(Element data from apps and pages)
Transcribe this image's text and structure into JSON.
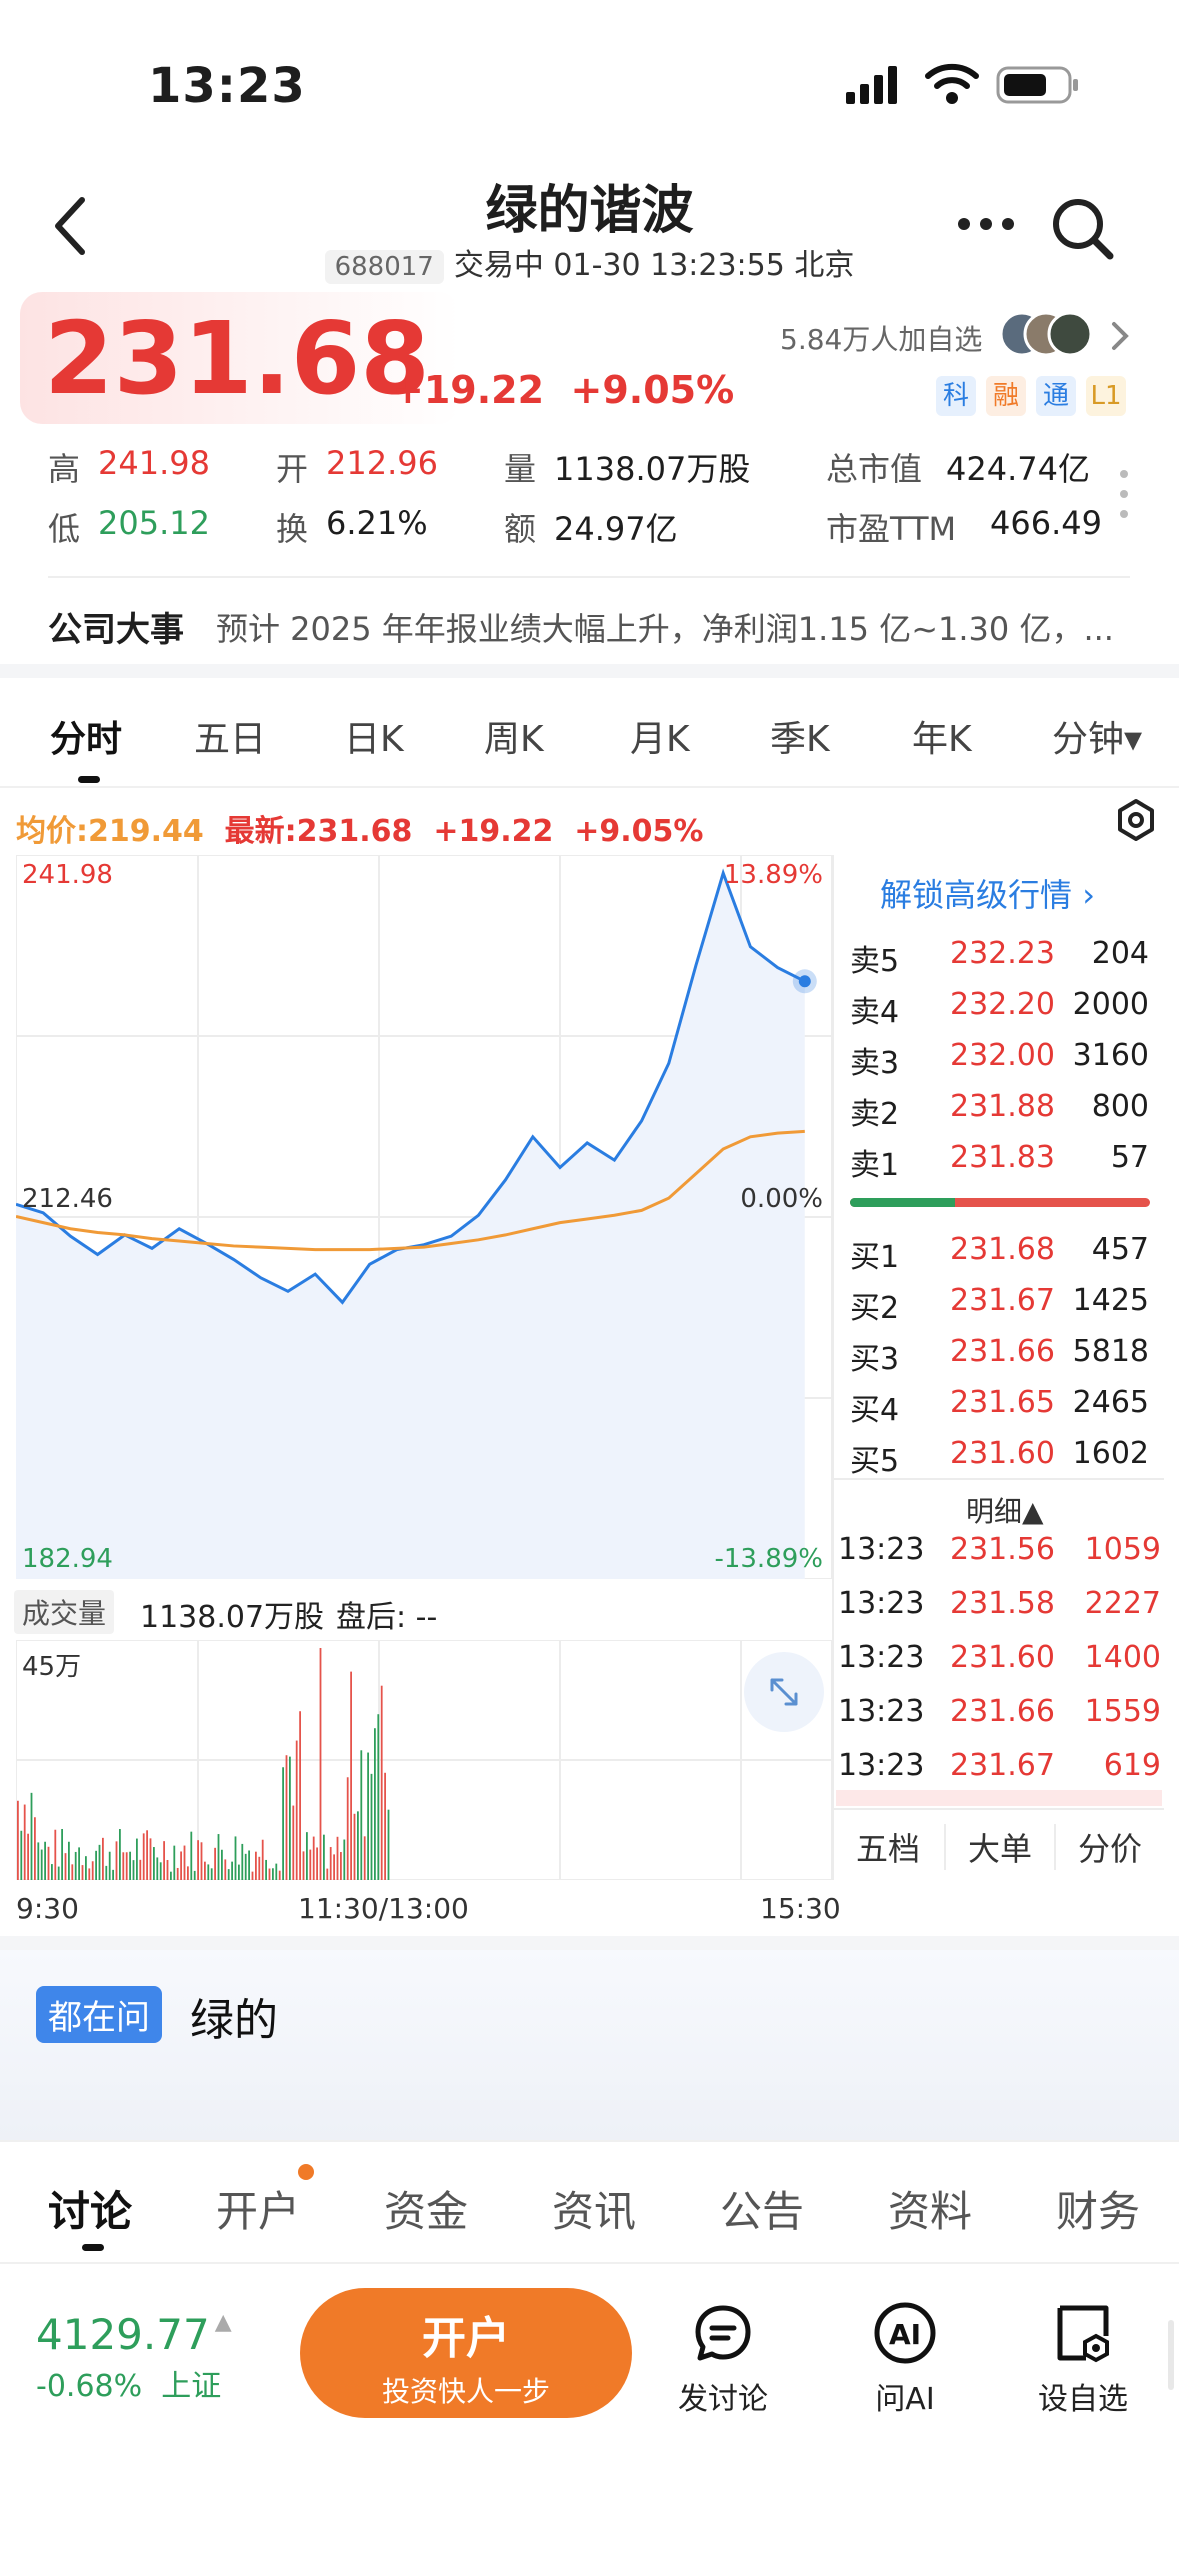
{
  "status_bar": {
    "time": "13:23"
  },
  "header": {
    "title": "绿的谐波",
    "code": "688017",
    "status_text": "交易中 01-30 13:23:55 北京"
  },
  "quote": {
    "price": "231.68",
    "change": "+19.22",
    "change_pct": "+9.05%",
    "followers": "5.84万人加自选",
    "tags": [
      "科",
      "融",
      "通",
      "L1"
    ],
    "colors": {
      "up": "#e53935",
      "down": "#2e9e5b",
      "avg": "#f09a37",
      "line": "#2a7de1"
    }
  },
  "stats": {
    "high_label": "高",
    "high": "241.98",
    "open_label": "开",
    "open": "212.96",
    "volume_label": "量",
    "volume": "1138.07万股",
    "mcap_label": "总市值",
    "mcap": "424.74亿",
    "low_label": "低",
    "low": "205.12",
    "turnover_label": "换",
    "turnover": "6.21%",
    "amount_label": "额",
    "amount": "24.97亿",
    "pe_label": "市盈TTM",
    "pe": "466.49"
  },
  "event": {
    "label": "公司大事",
    "text": "预计 2025 年年报业绩大幅上升，净利润1.15 亿~1.30 亿，..."
  },
  "period_tabs": [
    "分时",
    "五日",
    "日K",
    "周K",
    "月K",
    "季K",
    "年K",
    "分钟▾"
  ],
  "chart_header": {
    "avg": "均价:219.44",
    "latest": "最新:231.68",
    "change": "+19.22",
    "pct": "+9.05%"
  },
  "chart_labels": {
    "y_top": "241.98",
    "y_mid": "212.46",
    "y_bottom": "182.94",
    "pct_top": "13.89%",
    "pct_mid": "0.00%",
    "pct_bottom": "-13.89%",
    "volume_label": "成交量",
    "volume_value": "1138.07万股",
    "after_hours": "盘后: --",
    "vol_max": "45万",
    "t_start": "9:30",
    "t_mid": "11:30/13:00",
    "t_end": "15:30"
  },
  "chart_data": {
    "type": "line",
    "y_range": [
      182.94,
      241.98
    ],
    "series": [
      {
        "values": [
          213.5,
          212.8,
          210.9,
          209.4,
          211.0,
          209.9,
          211.5,
          210.3,
          209.0,
          207.5,
          206.4,
          207.8,
          205.5,
          208.6,
          209.8,
          210.2,
          210.9,
          212.6,
          215.5,
          219.0,
          216.5,
          218.5,
          217.1,
          220.3,
          225.0,
          233.0,
          240.5,
          234.5,
          232.8,
          231.68
        ]
      },
      {
        "values": [
          212.5,
          212.0,
          211.5,
          211.2,
          211.0,
          210.7,
          210.5,
          210.3,
          210.1,
          210.0,
          209.9,
          209.8,
          209.8,
          209.8,
          209.9,
          210.0,
          210.3,
          210.6,
          211.0,
          211.5,
          212.0,
          212.3,
          212.6,
          213.0,
          214.0,
          216.0,
          218.0,
          219.0,
          219.3,
          219.44
        ]
      }
    ]
  },
  "order_book": {
    "unlock": "解锁高级行情",
    "asks": [
      {
        "label": "卖5",
        "price": "232.23",
        "vol": "204"
      },
      {
        "label": "卖4",
        "price": "232.20",
        "vol": "2000"
      },
      {
        "label": "卖3",
        "price": "232.00",
        "vol": "3160"
      },
      {
        "label": "卖2",
        "price": "231.88",
        "vol": "800"
      },
      {
        "label": "卖1",
        "price": "231.83",
        "vol": "57"
      }
    ],
    "bids": [
      {
        "label": "买1",
        "price": "231.68",
        "vol": "457"
      },
      {
        "label": "买2",
        "price": "231.67",
        "vol": "1425"
      },
      {
        "label": "买3",
        "price": "231.66",
        "vol": "5818"
      },
      {
        "label": "买4",
        "price": "231.65",
        "vol": "2465"
      },
      {
        "label": "买5",
        "price": "231.60",
        "vol": "1602"
      }
    ],
    "bid_ratio": 0.35,
    "detail_label": "明细▲",
    "trades": [
      {
        "time": "13:23",
        "price": "231.56",
        "vol": "1059"
      },
      {
        "time": "13:23",
        "price": "231.58",
        "vol": "2227"
      },
      {
        "time": "13:23",
        "price": "231.60",
        "vol": "1400"
      },
      {
        "time": "13:23",
        "price": "231.66",
        "vol": "1559"
      },
      {
        "time": "13:23",
        "price": "231.67",
        "vol": "619"
      }
    ],
    "tabs": [
      "五档",
      "大单",
      "分价"
    ]
  },
  "ask_banner": {
    "tag": "都在问",
    "text": "绿的"
  },
  "bottom_tabs": [
    "讨论",
    "开户",
    "资金",
    "资讯",
    "公告",
    "资料",
    "财务"
  ],
  "bottom_bar": {
    "index_value": "4129.77",
    "index_change": "-0.68%",
    "index_name": "上证",
    "open_title": "开户",
    "open_sub": "投资快人一步",
    "discuss": "发讨论",
    "ai": "问AI",
    "watch": "设自选"
  }
}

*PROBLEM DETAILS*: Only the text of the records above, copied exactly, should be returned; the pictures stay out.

*WRITTEN SOLUTION*:
Transcribe this image's text and structure into JSON.
{
  "status_bar": {
    "time": "13:23"
  },
  "header": {
    "title": "绿的谐波",
    "code": "688017",
    "status_text": "交易中 01-30 13:23:55 北京"
  },
  "quote": {
    "price": "231.68",
    "change": "+19.22",
    "change_pct": "+9.05%",
    "followers": "5.84万人加自选",
    "tags": [
      "科",
      "融",
      "通",
      "L1"
    ],
    "colors": {
      "up": "#e53935",
      "down": "#2e9e5b",
      "avg": "#f09a37",
      "line": "#2a7de1"
    }
  },
  "stats": {
    "high_label": "高",
    "high": "241.98",
    "open_label": "开",
    "open": "212.96",
    "volume_label": "量",
    "volume": "1138.07万股",
    "mcap_label": "总市值",
    "mcap": "424.74亿",
    "low_label": "低",
    "low": "205.12",
    "turnover_label": "换",
    "turnover": "6.21%",
    "amount_label": "额",
    "amount": "24.97亿",
    "pe_label": "市盈TTM",
    "pe": "466.49"
  },
  "event": {
    "label": "公司大事",
    "text": "预计 2025 年年报业绩大幅上升，净利润1.15 亿~1.30 亿，..."
  },
  "period_tabs": [
    "分时",
    "五日",
    "日K",
    "周K",
    "月K",
    "季K",
    "年K",
    "分钟▾"
  ],
  "chart_header": {
    "avg": "均价:219.44",
    "latest": "最新:231.68",
    "change": "+19.22",
    "pct": "+9.05%"
  },
  "chart_labels": {
    "y_top": "241.98",
    "y_mid": "212.46",
    "y_bottom": "182.94",
    "pct_top": "13.89%",
    "pct_mid": "0.00%",
    "pct_bottom": "-13.89%",
    "volume_label": "成交量",
    "volume_value": "1138.07万股",
    "after_hours": "盘后: --",
    "vol_max": "45万",
    "t_start": "9:30",
    "t_mid": "11:30/13:00",
    "t_end": "15:30"
  },
  "chart_data": {
    "type": "line",
    "y_range": [
      182.94,
      241.98
    ],
    "series": [
      {
        "values": [
          213.5,
          212.8,
          210.9,
          209.4,
          211.0,
          209.9,
          211.5,
          210.3,
          209.0,
          207.5,
          206.4,
          207.8,
          205.5,
          208.6,
          209.8,
          210.2,
          210.9,
          212.6,
          215.5,
          219.0,
          216.5,
          218.5,
          217.1,
          220.3,
          225.0,
          233.0,
          240.5,
          234.5,
          232.8,
          231.68
        ]
      },
      {
        "values": [
          212.5,
          212.0,
          211.5,
          211.2,
          211.0,
          210.7,
          210.5,
          210.3,
          210.1,
          210.0,
          209.9,
          209.8,
          209.8,
          209.8,
          209.9,
          210.0,
          210.3,
          210.6,
          211.0,
          211.5,
          212.0,
          212.3,
          212.6,
          213.0,
          214.0,
          216.0,
          218.0,
          219.0,
          219.3,
          219.44
        ]
      }
    ]
  },
  "order_book": {
    "unlock": "解锁高级行情",
    "asks": [
      {
        "label": "卖5",
        "price": "232.23",
        "vol": "204"
      },
      {
        "label": "卖4",
        "price": "232.20",
        "vol": "2000"
      },
      {
        "label": "卖3",
        "price": "232.00",
        "vol": "3160"
      },
      {
        "label": "卖2",
        "price": "231.88",
        "vol": "800"
      },
      {
        "label": "卖1",
        "price": "231.83",
        "vol": "57"
      }
    ],
    "bids": [
      {
        "label": "买1",
        "price": "231.68",
        "vol": "457"
      },
      {
        "label": "买2",
        "price": "231.67",
        "vol": "1425"
      },
      {
        "label": "买3",
        "price": "231.66",
        "vol": "5818"
      },
      {
        "label": "买4",
        "price": "231.65",
        "vol": "2465"
      },
      {
        "label": "买5",
        "price": "231.60",
        "vol": "1602"
      }
    ],
    "bid_ratio": 0.35,
    "detail_label": "明细▲",
    "trades": [
      {
        "time": "13:23",
        "price": "231.56",
        "vol": "1059"
      },
      {
        "time": "13:23",
        "price": "231.58",
        "vol": "2227"
      },
      {
        "time": "13:23",
        "price": "231.60",
        "vol": "1400"
      },
      {
        "time": "13:23",
        "price": "231.66",
        "vol": "1559"
      },
      {
        "time": "13:23",
        "price": "231.67",
        "vol": "619"
      }
    ],
    "tabs": [
      "五档",
      "大单",
      "分价"
    ]
  },
  "ask_banner": {
    "tag": "都在问",
    "text": "绿的"
  },
  "bottom_tabs": [
    "讨论",
    "开户",
    "资金",
    "资讯",
    "公告",
    "资料",
    "财务"
  ],
  "bottom_bar": {
    "index_value": "4129.77",
    "index_change": "-0.68%",
    "index_name": "上证",
    "open_title": "开户",
    "open_sub": "投资快人一步",
    "discuss": "发讨论",
    "ai": "问AI",
    "watch": "设自选"
  }
}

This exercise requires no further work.